### [Dataset content]
.....
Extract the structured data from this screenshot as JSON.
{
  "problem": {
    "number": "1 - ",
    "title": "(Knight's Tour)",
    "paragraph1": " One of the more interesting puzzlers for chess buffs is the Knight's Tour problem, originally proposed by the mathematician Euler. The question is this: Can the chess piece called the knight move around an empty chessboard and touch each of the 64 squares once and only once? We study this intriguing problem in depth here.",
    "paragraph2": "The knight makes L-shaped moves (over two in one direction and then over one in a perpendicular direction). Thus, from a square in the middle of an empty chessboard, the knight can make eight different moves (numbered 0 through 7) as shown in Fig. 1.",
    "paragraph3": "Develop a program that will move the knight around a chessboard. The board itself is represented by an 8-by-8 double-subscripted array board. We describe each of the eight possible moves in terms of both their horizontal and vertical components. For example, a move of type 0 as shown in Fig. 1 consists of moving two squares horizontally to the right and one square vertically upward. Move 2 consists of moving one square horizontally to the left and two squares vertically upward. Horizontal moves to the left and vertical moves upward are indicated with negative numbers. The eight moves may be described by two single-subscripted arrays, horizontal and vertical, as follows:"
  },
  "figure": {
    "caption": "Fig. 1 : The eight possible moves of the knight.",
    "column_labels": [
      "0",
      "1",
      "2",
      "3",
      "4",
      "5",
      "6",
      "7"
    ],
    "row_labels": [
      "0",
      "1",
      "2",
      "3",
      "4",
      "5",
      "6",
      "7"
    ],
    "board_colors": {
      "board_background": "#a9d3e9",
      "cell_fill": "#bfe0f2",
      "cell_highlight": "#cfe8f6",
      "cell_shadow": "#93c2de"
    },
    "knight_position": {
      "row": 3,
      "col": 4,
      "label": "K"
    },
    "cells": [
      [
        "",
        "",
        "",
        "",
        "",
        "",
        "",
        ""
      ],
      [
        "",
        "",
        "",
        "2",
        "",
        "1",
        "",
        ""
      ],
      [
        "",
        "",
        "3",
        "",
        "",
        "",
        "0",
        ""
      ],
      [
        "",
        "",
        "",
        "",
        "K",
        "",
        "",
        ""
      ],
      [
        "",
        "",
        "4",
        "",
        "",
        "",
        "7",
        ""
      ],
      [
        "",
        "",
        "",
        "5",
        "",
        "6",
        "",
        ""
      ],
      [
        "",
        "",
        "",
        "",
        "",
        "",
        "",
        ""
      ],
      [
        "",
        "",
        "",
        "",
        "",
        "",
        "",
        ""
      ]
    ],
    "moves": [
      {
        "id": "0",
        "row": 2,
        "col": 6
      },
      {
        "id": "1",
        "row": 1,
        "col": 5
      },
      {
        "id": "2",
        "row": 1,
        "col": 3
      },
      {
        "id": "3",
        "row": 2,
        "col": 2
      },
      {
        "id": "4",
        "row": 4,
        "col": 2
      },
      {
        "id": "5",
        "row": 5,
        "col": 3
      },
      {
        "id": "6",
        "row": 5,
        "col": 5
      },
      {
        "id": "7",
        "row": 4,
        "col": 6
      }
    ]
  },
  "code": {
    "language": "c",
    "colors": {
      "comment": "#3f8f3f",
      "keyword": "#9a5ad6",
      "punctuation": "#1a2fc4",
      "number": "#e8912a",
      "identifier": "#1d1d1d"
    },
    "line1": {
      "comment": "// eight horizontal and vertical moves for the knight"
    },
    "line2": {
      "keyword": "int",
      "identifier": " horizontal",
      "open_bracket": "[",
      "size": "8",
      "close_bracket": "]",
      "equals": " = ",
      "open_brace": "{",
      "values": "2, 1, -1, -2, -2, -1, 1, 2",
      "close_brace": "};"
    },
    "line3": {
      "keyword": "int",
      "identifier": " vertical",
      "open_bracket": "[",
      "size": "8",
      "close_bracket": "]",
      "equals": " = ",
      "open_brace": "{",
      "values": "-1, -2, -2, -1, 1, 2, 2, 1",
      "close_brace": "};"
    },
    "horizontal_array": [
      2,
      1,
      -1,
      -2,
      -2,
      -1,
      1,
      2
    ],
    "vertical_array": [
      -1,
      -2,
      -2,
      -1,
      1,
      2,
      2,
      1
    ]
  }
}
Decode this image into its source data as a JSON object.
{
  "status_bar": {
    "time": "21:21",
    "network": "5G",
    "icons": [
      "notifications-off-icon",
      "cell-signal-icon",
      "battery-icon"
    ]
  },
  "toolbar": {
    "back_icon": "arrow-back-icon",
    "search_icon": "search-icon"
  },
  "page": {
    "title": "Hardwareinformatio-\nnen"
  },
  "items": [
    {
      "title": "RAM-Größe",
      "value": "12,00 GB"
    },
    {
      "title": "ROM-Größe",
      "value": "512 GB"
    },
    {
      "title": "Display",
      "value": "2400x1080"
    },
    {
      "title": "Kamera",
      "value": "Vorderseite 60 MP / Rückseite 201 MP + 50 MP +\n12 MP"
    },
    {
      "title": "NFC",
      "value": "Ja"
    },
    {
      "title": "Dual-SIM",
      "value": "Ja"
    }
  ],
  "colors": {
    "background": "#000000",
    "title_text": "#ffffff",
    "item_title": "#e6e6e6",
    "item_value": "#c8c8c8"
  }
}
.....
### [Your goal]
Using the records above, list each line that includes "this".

### [Exercise response]
Extract the structured data from this screenshot as JSON.
    "paragraph1": " One of the more interesting puzzlers for chess buffs is the Knight's Tour problem, originally proposed by the mathematician Euler. The question is this: Can the chess piece called the knight move around an empty chessboard and touch each of the 64 squares once and only once? We study this intriguing problem in depth here.",
Decode this image into its source data as a JSON object.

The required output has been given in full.